Doc Yale

George Orwell, Christmas (Plum) Pudding, and Fruitcake

George Orwell, the patron saint of oxymorons (think “war is peace”, “freedom is slavery”, “ignorance is strength”) was not, to my knowledge ever exposed to the modern fruitcake—that inedible concoction that is recycled as a gift at Christmas year after year.  But if he had, I suspect he might have managed to insert an additional oxymoron into his celebrated novel 1984 –“fruitcake is plum pudding”.  And wheras they share some ingredients they are about as similar as say “war and peace”.  We do know from history that George was fond of plum pudding as can be seen in these unpublished notes of his.

Now, the Brits are notorious for their unexemplary cooking and Doc Yale is not one to disagree.  He once acquired a recipe from Margaret Thatcher and made it – afterward wondering why someone would advertise such a bland, tasteless dish.  George himself, in his unpublished essay “British  Cookery” opens with a quote from Voltaire, who wrote that Britain has “a hundred religions and only one sauce.”

But there are exceptions to every rule, and we should thank the Brits for plum pudding.  Doc Yale is not overly fond of super sweet, super rich desserts but will admit that there is a time for everything under the sun.  He made this dessert for Christmas a few years ago and one of the visitors at the table, a young man in his 20’s, who was working for him at the time, talked about it every time he saw him for what seemed like the whole next year. 

There are, of course, no plums in “plum pudding”.  This is due to the pre-Victorian use of the word “plums” as a term for “raisons”.  For the working class of the British Isles the pudding had the great merit of not needing to be cooked in an oven, something most lower class households did not have.   And the traditional recipes were made with suet instead of butter which was far more expensive.  But DY agrees with Mr. Orwell that the pudding is best if made with butter. 

Colm Toibon  described how his Irish working class family pirated the recipe from the “one percenters”  living in the neighborhood castle.  Wheras the normal Irish recipe used suet, the castle recipe used butter. He describes the difference.  “Christmas pudding with suet could be dark in color and somewhat bitter, even greasy; with butter, it was sweetly textured, some of it melting on your tongue while the rest—the nuts and raisons and candiet fruit—remained firm and chewy.  Even now, thinking about it I want some.”[1]

This following recipe is modified from an old Betty Crocker cookbook; the main modification is substitution of butter for suet.

Plum Pudding

  • 1 cup flour
  • 1 tsp soda
  • 1tsp salt
  • 1tsp cinnamon
  • ¼ tsp nutmeg
  • ¾ tsp mace
  • 1.5 cup raisons
  • 1.5 cup currants
  • ¾ cup citron
  • ½ cup candied orange or candied lemon
  • 1.5 cup breadcrumbs
  • 2 cup butter (1/2 lb)
  • 1 cup brown sugar
  • 3 eggs

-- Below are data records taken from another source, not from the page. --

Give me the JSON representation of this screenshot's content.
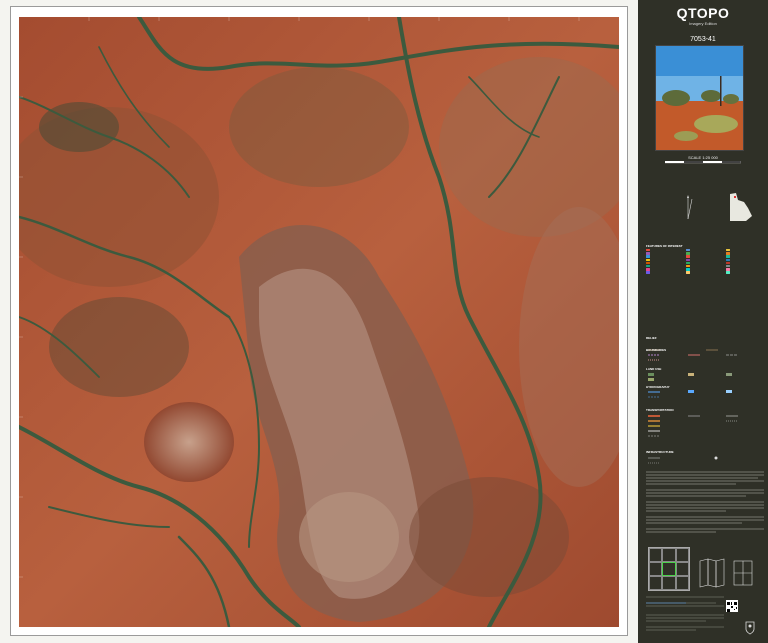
{
  "brand": {
    "title": "QTOPO",
    "subtitle": "Imagery Edition"
  },
  "sheet": {
    "number": "7053-41"
  },
  "scale": {
    "label": "SCALE 1:25 000"
  },
  "colors": {
    "panel": "#2f3027",
    "terrain": "#b35a3a",
    "vegetation": "#3c5a3e",
    "index_highlight": "#4dd14d"
  },
  "sections": {
    "legend_head": "FEATURES OF INTEREST",
    "relief": "RELIEF",
    "boundaries": "BOUNDARIES",
    "land_use": "LAND USE",
    "hydrography": "HYDROGRAPHY",
    "transportation": "TRANSPORTATION",
    "infrastructure": "INFRASTRUCTURE"
  },
  "icons": {
    "crest": "queensland-crest-icon",
    "qr": "qr-code-icon",
    "locator": "queensland-locator-map-icon"
  }
}
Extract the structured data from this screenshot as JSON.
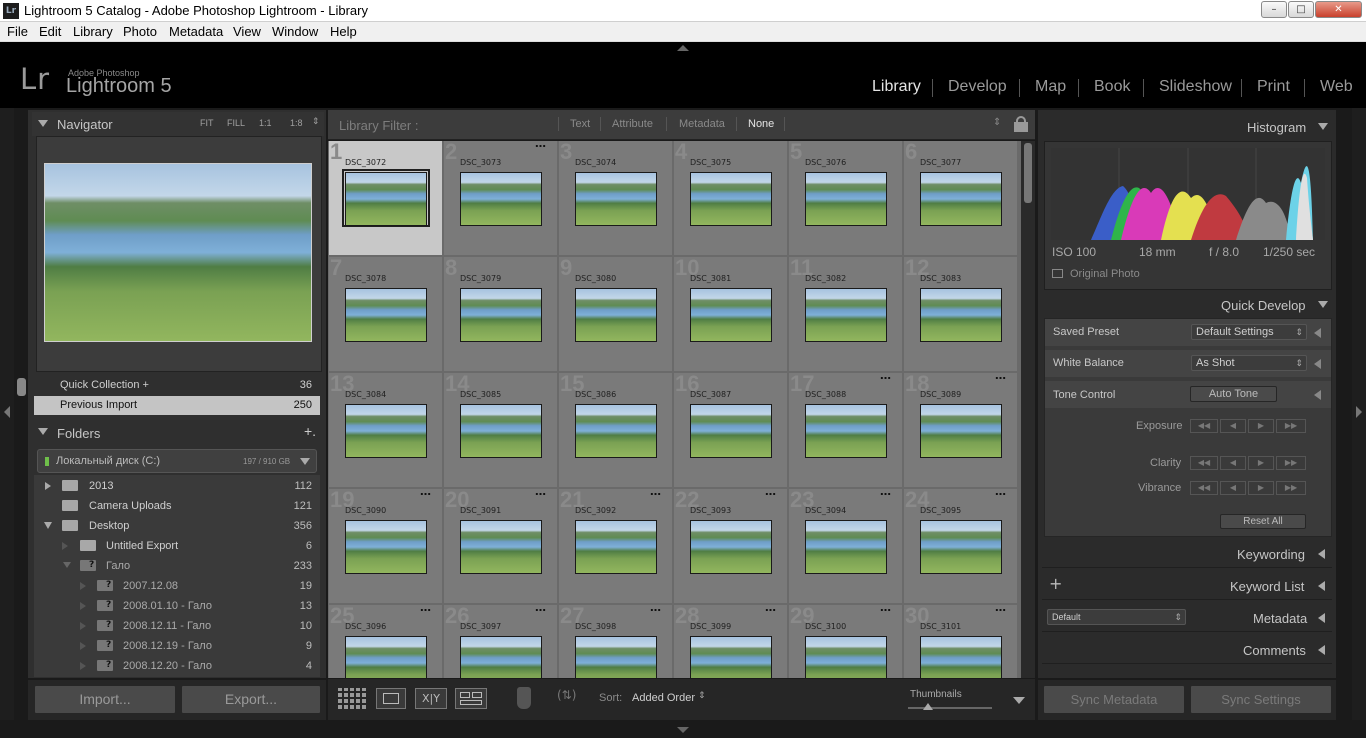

Blend first six ingredients.  Mix in fruits, walnuts, crumbs.  Mix remaining ingredients; blend in.  Pour into well greased two quart mold.  Steam six hours.  Serve hot with hard sauce. 

DY is a little ambivalent about serving with hard sauce.  Christmas pudding is typically made days to weeks ahead and then doused with brandy (or rum or whiskey) and then brought out and reheated prior to serving.  Hard sauce is intended to be served over something hot.  If you are not serving it hot then don’t use the hard sauce.  Traditional hard sauce is also made up with the same ingredients in the pudding (lots of butter and sugar, and often some brandy (or other liquor)).  It is thus a little redundant and probably unnecessary as you and your guests will be unlikely to be needing extra sugar, butter or liquor at this point to satisfy their required daily caloric intake.  

[1] Christmas Pudding by Colm Toibon, The New Yorker, November 22, 2010, p113